Attracting clinicians to career paths in clinical and/or translational research has been an objective of the Central Institute for the Deaf (CID) and Washington University in St. Louis (WU) since they jointly established the first graduate training program in audiology in 1947. In the ensuing decades, more than 600 individuals have earned audiology degrees from this partnership, and all of them completed a research project as part of the process. The recent acquisition of the CID research, clinical, and educational programs by Washington University School of Medicine and their placement into the Department of Otolaryngology has further strengthened our hearing research, clinical practice, and academic programs. The newly-established clinical doctoral program in audiology (Au.D.). offered through the Program in Audiology and Communication Sciences (PACS) creates an expanded opportunity to enhance research training for future audiologists through its close affiliation with one of the nation's largest research-based Otolaryngology departments, and its new home in a highly-ranked, strongly supported School of Medicine that places a primary emphasis on training clinician-scientists, researchers, and leaders.
The specific aim of the training grant is to expand opportunities for research training of audiologists who may be interested in research career paths. Intensive, full time, three month basic, clinical or translational research experiences will be offered to selected students who demonstrate competitively their talent, interest, and capability to work and learn in specialized research environments. Trainees will complete a research project under the supervision of one of more than three dozen funded scientists in laboratories conducting research that spans the scope of practice of clinical audiology: vestibular function and balance assessment, evaluation and treatment of age-related and noise-induced hearing loss, sensory cell regeneration and development, cochlear implants in children and adults, language acquisition and speech perception in children with hearing impairment, hearing aids, tinnitus, diseases of the middle and inner ear, aural rehabilitation, and the basic sciences underlying these practice areas. The research experiences offered through this program will help secure the scientific foundation of the profession, and to help instill a research mindset into all the audiologists who study at Washington University.
|Chang, Nai-Yuan Nicholas; Hiss, Meghan M; Sanders, Mark C et al. (2014) Vestibular perception and the vestibulo-ocular reflex in young and older adults. Ear Hear 35:565-70|
|Robinson, Elizabeth J; Davidson, Lisa S; Uchanski, Rosalie M et al. (2012) A longitudinal study of speech perception skills and device characteristics of adolescent cochlear implant users. J Am Acad Audiol 23:341-9|

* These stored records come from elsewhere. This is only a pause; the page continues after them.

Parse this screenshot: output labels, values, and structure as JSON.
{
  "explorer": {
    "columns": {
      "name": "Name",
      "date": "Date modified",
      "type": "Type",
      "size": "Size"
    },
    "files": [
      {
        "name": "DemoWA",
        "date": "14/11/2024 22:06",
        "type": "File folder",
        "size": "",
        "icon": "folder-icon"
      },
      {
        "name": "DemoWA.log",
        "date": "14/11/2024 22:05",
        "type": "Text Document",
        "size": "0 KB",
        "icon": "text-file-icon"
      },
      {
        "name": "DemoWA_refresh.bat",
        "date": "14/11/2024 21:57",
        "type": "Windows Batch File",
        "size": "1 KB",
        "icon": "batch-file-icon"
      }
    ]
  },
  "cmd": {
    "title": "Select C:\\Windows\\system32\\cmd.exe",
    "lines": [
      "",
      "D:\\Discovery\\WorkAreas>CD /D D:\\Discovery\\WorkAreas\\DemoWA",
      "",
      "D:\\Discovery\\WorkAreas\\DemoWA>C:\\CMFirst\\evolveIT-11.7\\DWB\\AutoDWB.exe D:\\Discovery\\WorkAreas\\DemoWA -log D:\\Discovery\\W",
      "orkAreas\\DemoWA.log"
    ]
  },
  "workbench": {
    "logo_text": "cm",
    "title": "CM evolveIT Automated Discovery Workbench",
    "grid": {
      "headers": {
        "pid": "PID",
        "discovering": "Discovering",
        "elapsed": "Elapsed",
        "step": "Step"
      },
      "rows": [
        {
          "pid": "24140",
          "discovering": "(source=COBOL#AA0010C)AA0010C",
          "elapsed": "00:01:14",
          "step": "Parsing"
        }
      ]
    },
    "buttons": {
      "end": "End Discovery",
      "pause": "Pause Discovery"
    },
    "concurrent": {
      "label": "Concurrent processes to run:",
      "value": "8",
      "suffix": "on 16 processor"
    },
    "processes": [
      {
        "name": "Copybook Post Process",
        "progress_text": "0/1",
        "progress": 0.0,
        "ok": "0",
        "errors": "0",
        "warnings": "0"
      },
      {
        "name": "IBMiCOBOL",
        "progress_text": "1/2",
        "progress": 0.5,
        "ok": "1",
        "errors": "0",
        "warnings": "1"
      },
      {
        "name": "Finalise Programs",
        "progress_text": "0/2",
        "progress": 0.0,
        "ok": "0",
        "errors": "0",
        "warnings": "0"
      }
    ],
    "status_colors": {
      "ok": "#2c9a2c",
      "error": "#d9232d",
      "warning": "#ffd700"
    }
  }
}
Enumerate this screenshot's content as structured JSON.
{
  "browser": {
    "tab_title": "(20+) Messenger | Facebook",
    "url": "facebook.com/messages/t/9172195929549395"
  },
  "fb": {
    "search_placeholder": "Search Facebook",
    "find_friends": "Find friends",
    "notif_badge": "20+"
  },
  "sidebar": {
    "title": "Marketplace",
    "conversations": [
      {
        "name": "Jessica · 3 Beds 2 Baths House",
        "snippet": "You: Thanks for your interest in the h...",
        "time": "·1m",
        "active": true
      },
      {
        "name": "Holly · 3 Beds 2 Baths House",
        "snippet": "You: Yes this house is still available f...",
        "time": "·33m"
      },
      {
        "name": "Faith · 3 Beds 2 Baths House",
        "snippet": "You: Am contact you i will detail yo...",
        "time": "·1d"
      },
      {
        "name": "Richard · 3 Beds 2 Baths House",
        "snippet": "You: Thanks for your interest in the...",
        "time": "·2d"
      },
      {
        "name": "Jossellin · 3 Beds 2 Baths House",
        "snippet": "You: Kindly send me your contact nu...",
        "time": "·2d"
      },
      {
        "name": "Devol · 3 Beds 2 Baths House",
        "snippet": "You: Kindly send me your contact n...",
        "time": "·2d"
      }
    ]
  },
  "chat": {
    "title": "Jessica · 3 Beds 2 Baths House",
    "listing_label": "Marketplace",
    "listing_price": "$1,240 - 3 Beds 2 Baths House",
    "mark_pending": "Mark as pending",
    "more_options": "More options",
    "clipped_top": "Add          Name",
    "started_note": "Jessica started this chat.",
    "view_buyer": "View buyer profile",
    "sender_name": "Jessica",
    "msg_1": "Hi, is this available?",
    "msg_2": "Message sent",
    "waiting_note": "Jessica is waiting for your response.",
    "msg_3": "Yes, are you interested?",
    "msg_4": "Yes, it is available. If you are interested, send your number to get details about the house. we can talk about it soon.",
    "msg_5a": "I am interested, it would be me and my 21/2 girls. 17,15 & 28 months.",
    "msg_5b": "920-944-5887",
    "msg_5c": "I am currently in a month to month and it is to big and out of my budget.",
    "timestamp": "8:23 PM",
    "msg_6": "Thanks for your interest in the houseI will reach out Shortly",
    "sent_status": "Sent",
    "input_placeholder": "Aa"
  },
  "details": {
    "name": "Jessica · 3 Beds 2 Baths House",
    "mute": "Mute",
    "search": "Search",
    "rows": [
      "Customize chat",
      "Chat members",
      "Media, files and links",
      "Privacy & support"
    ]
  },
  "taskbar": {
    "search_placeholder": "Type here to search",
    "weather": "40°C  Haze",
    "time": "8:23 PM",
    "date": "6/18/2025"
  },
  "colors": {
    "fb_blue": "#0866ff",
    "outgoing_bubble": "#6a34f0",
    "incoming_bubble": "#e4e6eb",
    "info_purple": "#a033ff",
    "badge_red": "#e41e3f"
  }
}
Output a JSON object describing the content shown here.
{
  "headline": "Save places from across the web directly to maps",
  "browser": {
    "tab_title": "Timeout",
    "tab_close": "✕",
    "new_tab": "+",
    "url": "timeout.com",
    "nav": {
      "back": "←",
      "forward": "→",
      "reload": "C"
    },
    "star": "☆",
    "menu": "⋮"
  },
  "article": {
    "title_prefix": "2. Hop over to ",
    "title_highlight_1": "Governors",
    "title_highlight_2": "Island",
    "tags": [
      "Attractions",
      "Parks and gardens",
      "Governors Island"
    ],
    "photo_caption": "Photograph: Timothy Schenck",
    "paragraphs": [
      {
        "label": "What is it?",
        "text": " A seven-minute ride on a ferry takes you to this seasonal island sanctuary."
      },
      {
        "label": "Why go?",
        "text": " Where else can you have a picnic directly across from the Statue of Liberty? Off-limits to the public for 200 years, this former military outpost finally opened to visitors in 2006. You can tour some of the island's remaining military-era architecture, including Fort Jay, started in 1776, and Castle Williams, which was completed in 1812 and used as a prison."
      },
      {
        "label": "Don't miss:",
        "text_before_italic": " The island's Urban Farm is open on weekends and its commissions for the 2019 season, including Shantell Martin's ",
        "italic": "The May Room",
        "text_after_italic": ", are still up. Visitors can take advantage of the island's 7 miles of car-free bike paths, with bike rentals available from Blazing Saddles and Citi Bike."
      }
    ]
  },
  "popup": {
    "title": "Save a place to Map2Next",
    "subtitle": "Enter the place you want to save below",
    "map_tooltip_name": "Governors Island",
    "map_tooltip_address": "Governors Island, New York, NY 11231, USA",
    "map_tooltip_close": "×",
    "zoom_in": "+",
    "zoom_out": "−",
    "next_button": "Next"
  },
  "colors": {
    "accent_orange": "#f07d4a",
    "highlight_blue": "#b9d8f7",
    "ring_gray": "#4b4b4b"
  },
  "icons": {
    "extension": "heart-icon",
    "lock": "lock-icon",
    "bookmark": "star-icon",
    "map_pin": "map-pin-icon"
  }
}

|Barden, Emily K; Rellinger, Erin A; Ortmann, Amanda J et al. (2012) Inheritance patterns of noise vulnerability and "protectability" in (C57BL/6J ýý CBA/J) F1 hybrid mice. J Am Acad Audiol 23:332-40|
|Sanders, Mark C; Chang, Nai-Yuan N; Hiss, Meghan M et al. (2011) Temporal binding of auditory and rotational stimuli. Exp Brain Res 210:539-47|
|Ohlemiller, Kevin K; Rybak Rice, Mary E; Rosen, Allyson D et al. (2011) Protection by low-dose kanamycin against noise-induced hearing loss in mice: dependence on dosing regimen and genetic background. Hear Res 280:141-7|